__DIRECTIONS FOR THIS TASK__:
What is needed is an exact copy of the records, with the images left out.

DATASET RECORDS START

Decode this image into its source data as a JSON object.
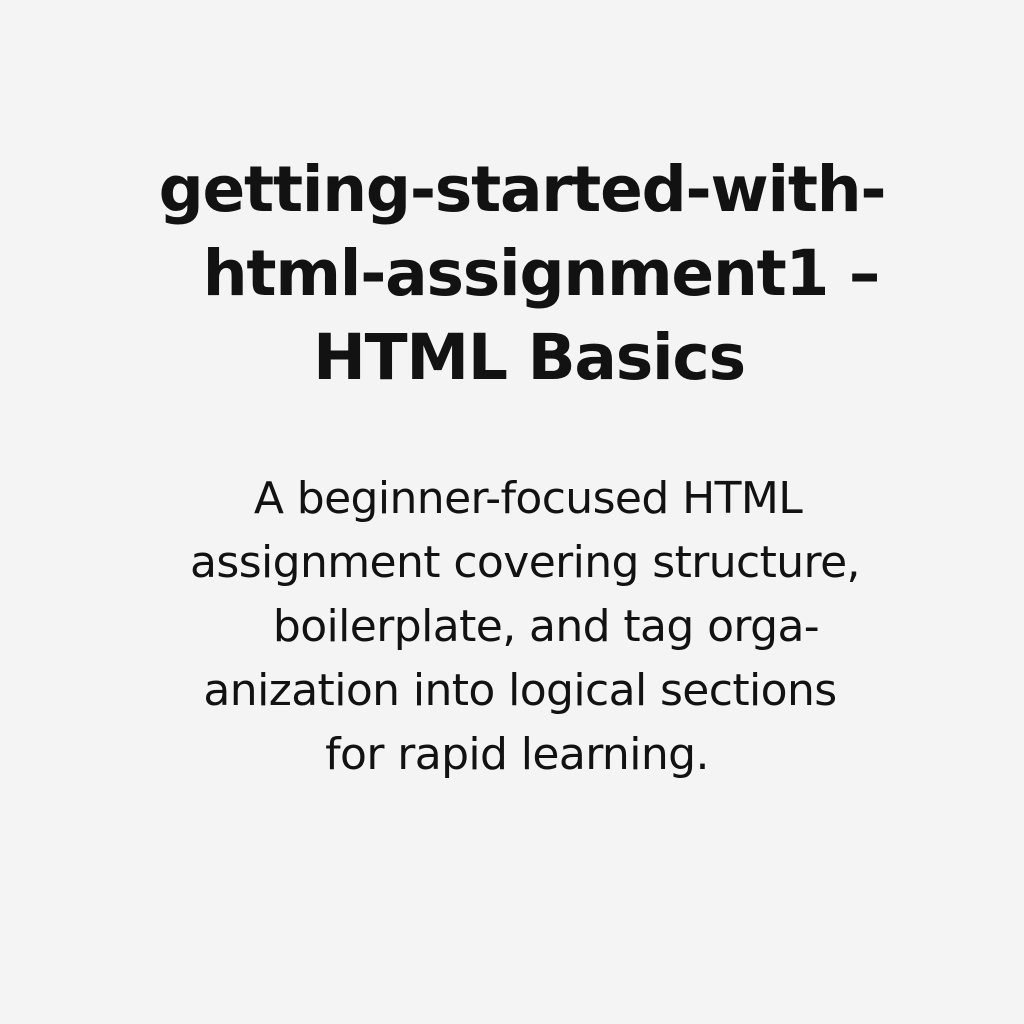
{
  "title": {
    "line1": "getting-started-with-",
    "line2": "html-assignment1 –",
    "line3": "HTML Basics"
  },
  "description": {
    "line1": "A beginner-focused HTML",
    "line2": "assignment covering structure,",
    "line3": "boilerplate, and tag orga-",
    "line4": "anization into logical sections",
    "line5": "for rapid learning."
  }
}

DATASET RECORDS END

__RESPONSE FOR THIS EXERCISE__:
Decode this image into its source data as a JSON object.
{
  "title": {
    "line1": "getting-started-with-",
    "line2": "html-assignment1 –",
    "line3": "HTML Basics"
  },
  "description": {
    "line1": "A beginner-focused HTML",
    "line2": "assignment covering structure,",
    "line3": "boilerplate, and tag orga-",
    "line4": "anization into logical sections",
    "line5": "for rapid learning."
  }
}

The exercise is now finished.